Moat Mountain Call it a DayMoat Mountain Call it a Day DIPA pours slightly hazy light orange with a massive white head. The aroma is a solid hit of fruity and floral hops. The flavor is also very hop forward, notes of grapefruit, pine, orange rind and mango along with a little bitter bite. Call it a Day is a hybrid of east and west coast IPA styles, not assertively bitter but not straight juice either. The hops are balanced by a solid malt backbone, touches of whole grain bread and crackers. It has a medium body and drinks pretty easy for a beer with 8% ABV. The finish is crisp with some lingering malt flavor and bitterness. Overall this is a nice DIPA, plenty of hop flavor and good drinkability. I’ll need to check out more Moat Mountain releases in the near future. Hoppy Boston score: 4.0/5.

Previous Moat Mountain Reviews:

Moat Mountain East Intervale

Down the Road Spring Heel Jack

My life has been a little chaotic recently, one of the March storms threw a wrench into lots of plans and knocked power out at my house for a few days, and then during the most recent storm my wife and I went into Boston for the birth of our second child. Now I am back into caring for a newborn mode, which means too little sleep, tons of family commitments and living in a general haze. I am hoping to keep up with Hoppy Boston as much as possible, posts might be a little more infrequent, typos will definitely be more glaring and my social media presence will be less regular, but I should settle into a new schedule and find some time to write about (and drink) beers. As winter weather lingers into late March I am still drinking a number of porters and stouts, I’ll need to grab a few more if we get hit with this storm on Wednesday. One new-to-me beer that I finally sampled is Spring Heel Jack, a London Porter from Down the Road Brewing in Everett. Down the Road has been expanding their lineup recently, with a variety of different styles out in distribution and served in their taproom in Everett. Spring Heel Jack is one of their winter releases, brewed with roasted malts balanced by Fuggle hops. It is available during the winter months on draft and in 16 oz tallboy cans.

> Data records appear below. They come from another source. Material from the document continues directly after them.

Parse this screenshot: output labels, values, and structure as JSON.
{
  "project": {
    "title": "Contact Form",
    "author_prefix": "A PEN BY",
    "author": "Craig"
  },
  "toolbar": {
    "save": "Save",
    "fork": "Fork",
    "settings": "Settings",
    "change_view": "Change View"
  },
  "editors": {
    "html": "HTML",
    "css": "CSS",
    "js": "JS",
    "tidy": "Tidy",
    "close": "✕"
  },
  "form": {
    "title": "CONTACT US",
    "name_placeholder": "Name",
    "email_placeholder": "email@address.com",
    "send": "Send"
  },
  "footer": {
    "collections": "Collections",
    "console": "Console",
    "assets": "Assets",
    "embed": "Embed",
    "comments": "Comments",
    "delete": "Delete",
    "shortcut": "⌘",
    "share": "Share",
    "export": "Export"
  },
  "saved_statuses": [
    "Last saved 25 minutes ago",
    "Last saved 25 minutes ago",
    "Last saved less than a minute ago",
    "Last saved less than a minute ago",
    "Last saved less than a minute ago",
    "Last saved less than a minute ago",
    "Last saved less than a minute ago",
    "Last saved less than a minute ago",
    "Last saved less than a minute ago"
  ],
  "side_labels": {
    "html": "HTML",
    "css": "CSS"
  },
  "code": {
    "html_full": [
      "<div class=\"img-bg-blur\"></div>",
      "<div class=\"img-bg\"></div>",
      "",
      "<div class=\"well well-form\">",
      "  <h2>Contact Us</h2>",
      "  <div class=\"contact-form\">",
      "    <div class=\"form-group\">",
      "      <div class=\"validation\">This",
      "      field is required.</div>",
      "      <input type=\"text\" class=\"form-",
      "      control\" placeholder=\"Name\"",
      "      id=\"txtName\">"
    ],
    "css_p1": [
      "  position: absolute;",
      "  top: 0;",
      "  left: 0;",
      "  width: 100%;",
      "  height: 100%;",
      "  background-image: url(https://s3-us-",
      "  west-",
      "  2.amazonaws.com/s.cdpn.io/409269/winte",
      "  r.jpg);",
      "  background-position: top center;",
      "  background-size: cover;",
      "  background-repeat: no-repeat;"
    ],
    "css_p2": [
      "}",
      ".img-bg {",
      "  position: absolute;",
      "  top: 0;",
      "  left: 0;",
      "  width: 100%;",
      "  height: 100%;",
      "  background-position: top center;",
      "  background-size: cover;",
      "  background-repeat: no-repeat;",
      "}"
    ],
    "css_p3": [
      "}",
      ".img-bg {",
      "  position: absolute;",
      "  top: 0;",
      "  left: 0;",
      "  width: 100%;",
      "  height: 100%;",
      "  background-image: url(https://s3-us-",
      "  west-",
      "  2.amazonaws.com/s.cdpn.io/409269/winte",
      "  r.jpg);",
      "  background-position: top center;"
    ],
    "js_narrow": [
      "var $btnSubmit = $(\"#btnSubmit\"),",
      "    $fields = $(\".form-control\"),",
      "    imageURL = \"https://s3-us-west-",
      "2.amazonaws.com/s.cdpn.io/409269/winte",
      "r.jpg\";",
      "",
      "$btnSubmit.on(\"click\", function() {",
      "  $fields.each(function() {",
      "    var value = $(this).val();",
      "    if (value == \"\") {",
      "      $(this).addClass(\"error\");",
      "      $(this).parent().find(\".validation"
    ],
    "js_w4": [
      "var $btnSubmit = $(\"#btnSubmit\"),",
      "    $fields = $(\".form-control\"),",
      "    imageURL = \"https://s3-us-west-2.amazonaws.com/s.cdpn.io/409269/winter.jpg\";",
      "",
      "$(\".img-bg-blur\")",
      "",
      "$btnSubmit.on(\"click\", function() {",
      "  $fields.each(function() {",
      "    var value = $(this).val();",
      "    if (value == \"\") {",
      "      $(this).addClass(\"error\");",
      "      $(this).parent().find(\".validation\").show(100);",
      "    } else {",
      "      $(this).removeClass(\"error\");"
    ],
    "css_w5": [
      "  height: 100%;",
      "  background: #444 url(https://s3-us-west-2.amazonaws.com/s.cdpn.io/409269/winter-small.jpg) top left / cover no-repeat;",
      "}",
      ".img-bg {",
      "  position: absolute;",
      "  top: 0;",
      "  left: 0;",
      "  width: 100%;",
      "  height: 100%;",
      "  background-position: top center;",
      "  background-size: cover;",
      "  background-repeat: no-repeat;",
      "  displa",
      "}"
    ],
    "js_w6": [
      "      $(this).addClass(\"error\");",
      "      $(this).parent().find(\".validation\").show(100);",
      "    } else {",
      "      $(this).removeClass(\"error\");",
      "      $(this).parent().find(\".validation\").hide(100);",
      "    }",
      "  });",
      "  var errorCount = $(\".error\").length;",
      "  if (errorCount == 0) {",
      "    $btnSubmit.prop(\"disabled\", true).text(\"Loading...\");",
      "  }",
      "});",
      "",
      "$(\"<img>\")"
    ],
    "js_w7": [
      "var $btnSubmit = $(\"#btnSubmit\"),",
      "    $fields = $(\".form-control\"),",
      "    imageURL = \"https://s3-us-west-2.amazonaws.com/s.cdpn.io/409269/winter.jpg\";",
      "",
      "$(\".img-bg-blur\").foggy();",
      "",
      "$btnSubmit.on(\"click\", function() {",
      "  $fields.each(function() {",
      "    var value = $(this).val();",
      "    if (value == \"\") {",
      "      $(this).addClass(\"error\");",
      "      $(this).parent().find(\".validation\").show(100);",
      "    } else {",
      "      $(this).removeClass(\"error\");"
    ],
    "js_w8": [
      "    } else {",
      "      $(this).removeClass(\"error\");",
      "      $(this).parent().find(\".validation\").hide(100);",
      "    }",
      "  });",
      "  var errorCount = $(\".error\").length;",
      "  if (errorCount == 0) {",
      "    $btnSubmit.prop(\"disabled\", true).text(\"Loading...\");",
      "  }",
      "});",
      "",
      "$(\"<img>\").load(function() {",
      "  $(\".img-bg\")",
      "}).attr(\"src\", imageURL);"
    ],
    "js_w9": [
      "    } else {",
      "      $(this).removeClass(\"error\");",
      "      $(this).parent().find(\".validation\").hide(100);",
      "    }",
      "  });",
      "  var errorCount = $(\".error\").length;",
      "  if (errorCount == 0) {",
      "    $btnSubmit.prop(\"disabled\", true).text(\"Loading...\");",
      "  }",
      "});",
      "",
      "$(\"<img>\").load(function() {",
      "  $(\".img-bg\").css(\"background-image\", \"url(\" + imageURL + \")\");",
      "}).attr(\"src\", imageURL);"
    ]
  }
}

Down the Road Springheel jackDown the Road Spring Heel Jack porter pours pitch black with a solid light brown head. The aroma is rich with roasted malts. The flavor is also malt forward, notes of milk chocolate, cappuccino, caramel and black licorice along with a hint of sweetness. This is balanced by some herbal and grassy hops that help crisp up the finish. Spring Heel Jack is medium bodied and drinks smooth, not overly boozy at 6.5% ABV. The finish is full with some lingering roasted malt flavor. This is a nice porter, plenty of flavor and goes down easy, a good beer for the lingering cold weather as winter heads into spring. Hoppy Boston score: 4.25/5.

Previous Down The Road Reviews:

Down the Road Seventh Star IPA, Down the Road Hooligan Nut Brown Ale, Down The Road Rasenmaher KolschDown The Road Pukwudgie Pale Ale